While there were a few supporters for the Braves deal who spoke, such as Cumberland Community Improvement District executive director Malaika Rivers, most of the 25 people who lined up to quiz Ott during the hour and a half long town hall sounded less than pleased.
A weary Ott said after the meeting he wasn’t surprised.
“I would say most of the questions were negative, but it’s really not too surprising because when I think of a public hearing that the county has or public comment for zonings, most of the time the people that are the most passionate about something are the people that are opposed to it because it’s changing something that they’ve been used to or something that they feel passionate about, so generally speaking, that’s what I would have expected anyway,” he said.
Ott said he’s received and read about 2,000 emails about the stadium proposal.
“The sentiment that was expressed tonight was similar to what was in the emails,” he said.
Without disclosing where he stands, Ott said he was ready to vote at tonight’s Board of Commissioners meeting.
“I think so,” he said. “You know, the request for a 60-day hold I just don’t think is practical. It’s just too long. They truly believe that if we held it for 60 days the deal would go somewhere else, any deal would go somewhere else.”
To postpone tonight’s vote, a commissioner would have to make that recommendation and receive votes from two colleagues on the board.
One of the speakers to address Ott identified himself as Dr. Hassan Dashtpeyma of east Cobb, who owns a taxi company along with several properties in the Cumberland area. Dashtpeyma said Ott wrongly focused on the financial benefit of the proposal disregarding what he believes will be the negative social implications.
During Braves’ games, his drivers tell him crime increases in Fulton County, he said.

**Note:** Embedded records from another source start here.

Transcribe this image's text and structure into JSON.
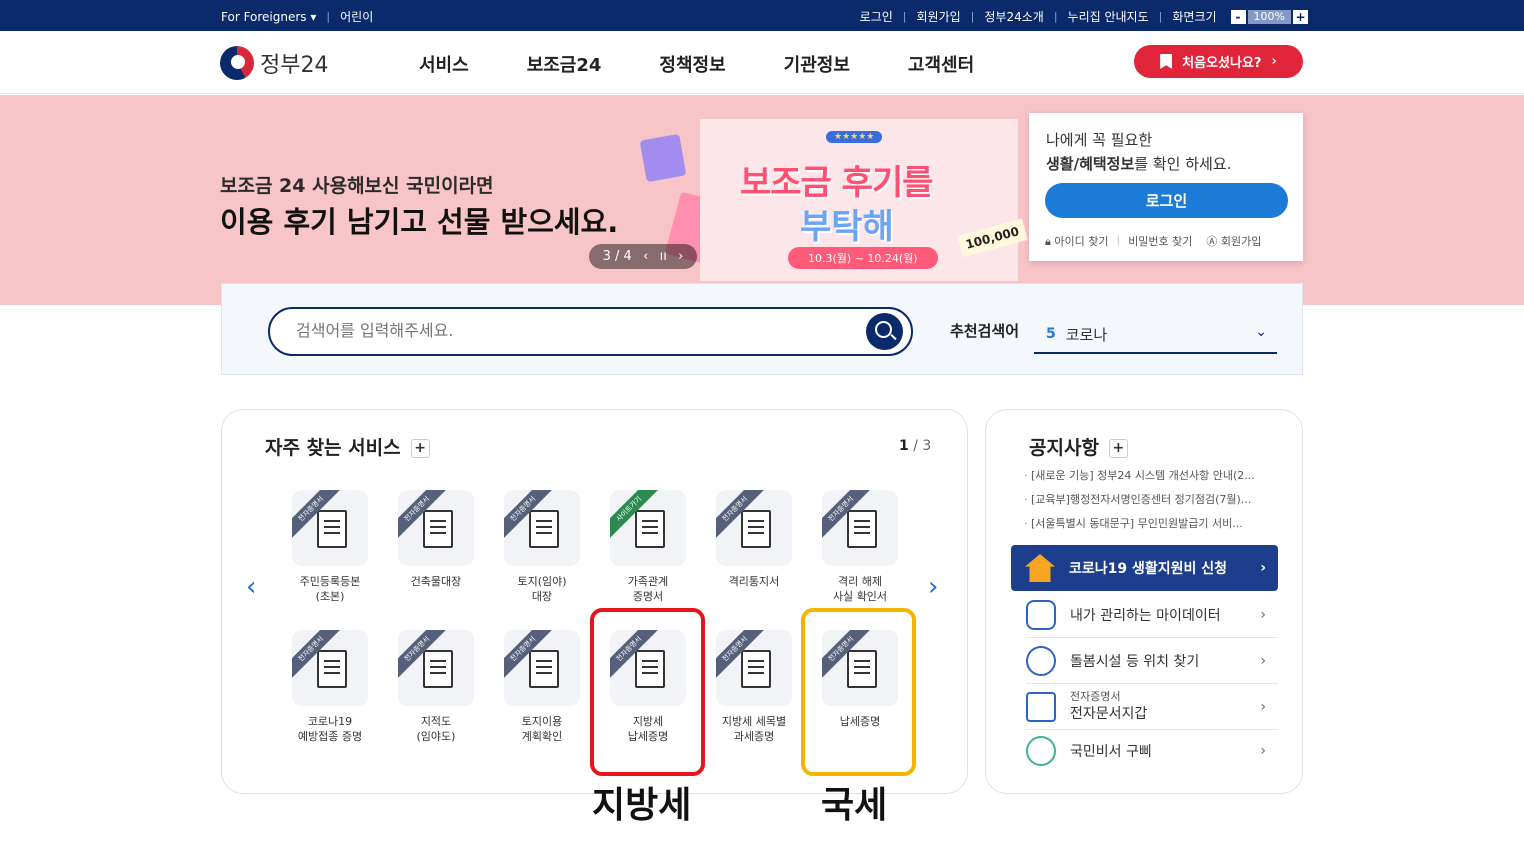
{
  "topbar": {
    "foreigners": "For Foreigners ▾",
    "kids": "어린이",
    "login": "로그인",
    "signup": "회원가입",
    "about": "정부24소개",
    "sitemap": "누리집 안내지도",
    "screen_size": "화면크기",
    "zoom": "100%",
    "minus": "-",
    "plus": "+"
  },
  "nav": {
    "logo_text": "정부24",
    "menu": [
      "서비스",
      "보조금24",
      "정책정보",
      "기관정보",
      "고객센터"
    ],
    "cta": "처음오셨나요?",
    "cta_arrow": "›"
  },
  "hero": {
    "line1": "보조금 24 사용해보신 국민이라면",
    "line2": "이용 후기 남기고 선물 받으세요.",
    "banner_title1": "보조금 후기를",
    "banner_title2": "부탁해",
    "banner_stars": "★★★★★",
    "banner_date": "10.3(월) ~ 10.24(월)",
    "banner_amount": "100,000",
    "pager": "3 / 4",
    "pager_prev": "‹",
    "pager_pause": "ıı",
    "pager_next": "›"
  },
  "login_box": {
    "msg1": "나에게 꼭 필요한",
    "msg2_bold": "생활/혜택정보",
    "msg2_rest": "를 확인 하세요.",
    "button": "로그인",
    "find_id": "아이디 찾기",
    "find_pw": "비밀번호 찾기",
    "join": "회원가입"
  },
  "search": {
    "placeholder": "검색어를 입력해주세요.",
    "rec_label": "추천검색어",
    "rec_num": "5",
    "rec_value": "코로나",
    "rec_chevron": "⌄"
  },
  "frequent": {
    "title": "자주 찾는 서비스",
    "plus": "+",
    "page_current": "1",
    "page_total": "/ 3",
    "prev": "‹",
    "next": "›",
    "items": [
      {
        "tag": "전자증명서",
        "label": "주민등록등본\n(초본)"
      },
      {
        "tag": "전자증명서",
        "label": "건축물대장"
      },
      {
        "tag": "전자증명서",
        "label": "토지(임야)\n대장"
      },
      {
        "tag": "사이트가기",
        "label": "가족관계\n증명서"
      },
      {
        "tag": "전자증명서",
        "label": "격리통지서"
      },
      {
        "tag": "전자증명서",
        "label": "격리 해제\n사실 확인서"
      },
      {
        "tag": "전자증명서",
        "label": "코로나19\n예방접종 증명"
      },
      {
        "tag": "전자증명서",
        "label": "지적도\n(임야도)"
      },
      {
        "tag": "전자증명서",
        "label": "토지이용\n계획확인"
      },
      {
        "tag": "전자증명서",
        "label": "지방세\n납세증명"
      },
      {
        "tag": "전자증명서",
        "label": "지방세 세목별\n과세증명"
      },
      {
        "tag": "전자증명서",
        "label": "납세증명"
      }
    ]
  },
  "annotations": {
    "local_tax": "지방세",
    "national_tax": "국세",
    "red": "#e8141c",
    "yellow": "#f5b400"
  },
  "notice": {
    "title": "공지사항",
    "plus": "+",
    "items": [
      "[새로운 기능] 정부24 시스템 개선사항 안내(2...",
      "[교육부]행정전자서명인증센터 정기점검(7월)...",
      "[서울특별시 동대문구] 무인민원발급기 서비..."
    ],
    "quick": [
      {
        "label": "코로나19 생활지원비 신청",
        "icon": "house-icon"
      },
      {
        "label": "내가 관리하는 마이데이터",
        "icon": "cloud-db-icon"
      },
      {
        "label": "돌봄시설 등 위치 찾기",
        "icon": "location-pin-icon"
      },
      {
        "label_small": "전자증명서",
        "label": "전자문서지갑",
        "icon": "wallet-icon"
      },
      {
        "label": "국민비서 구삐",
        "icon": "bird-mascot-icon"
      }
    ],
    "arrow": "›"
  },
  "colors": {
    "navy": "#0b2a6b",
    "hero_pink": "#f7c4c8",
    "cta_red": "#e0243a",
    "login_blue": "#1c7bd4"
  }
}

“If you look at this history of several projects, as soon as the popular transportation connected to any event such as Lenox Mall, if you remember in Buckhead, this is a prime place to go out there and shop,” Dashtpeyma said. “As soon as the MARTA transportation connected to the Lenox Mall, I have to wear a bullet-proof vest just to go out there for shopping, and you never look at the negative social implication regarding the robberies, breaking in, violation, prostitution.”
Ott said he preferred to look at the positive implications of what a development will do for an area instead of the negative ones. He spoke of his work with Brumby Elementary School, which has gone from a transient rate of 86 percent to 45 percent as the surrounding community underwent redevelopment.
“That is a positive social reaction, OK?” Ott said. “Filling up shopping centers with viable businesses is a positive social result of doing something.”
Dashtpeyma wasn’t convinced.
“If you look at all the detail, social value in every aspect, not just a parking lot, the robbery, the crime, the prostitution and all the related crime which I observe during my drives in Fulton County, then you realize this is not even close to matching the dollar value you’re proposing,” he said.
Ott said he was in talks with the Braves about building a fire station or police precinct on the 60-acre site where the stadium would be built. Another resident to speak was Jim Daws of east Cobb, who asked if Ott was aware of the research on stadiums and development.
“What do you say to the taxpayers that say that the commission is turning a blind eye to 50 years’ worth of research, and to this issue whether or not taxpayer subsidies spur positive economic development that have almost all found that there is no appreciable economic development from sports stadiums, and that you’re doing this to benefit a very narrow group of well-heeled business owners in the area?” Daws asked, garnering applause from the audience.
Ott said he was well aware of the studies about stadiums and economic development, but what Daws should consider is that the Braves weren’t simply building a stadium. They were also building a $400 million mixed-use development to accompany it.
“Commissioner, did you know mixed-use developments were part of the promised development around Turner Field and the Georgia Dome as well?” Daws asked.
Ott replied that Turner Field, originally built for the Olympics, was an entirely different project, and that the Braves already had a request for proposals ready to be issued for the proposed development to be located down the road from Cumberland Mall pending tonight’s Board of Commissioners’ vote.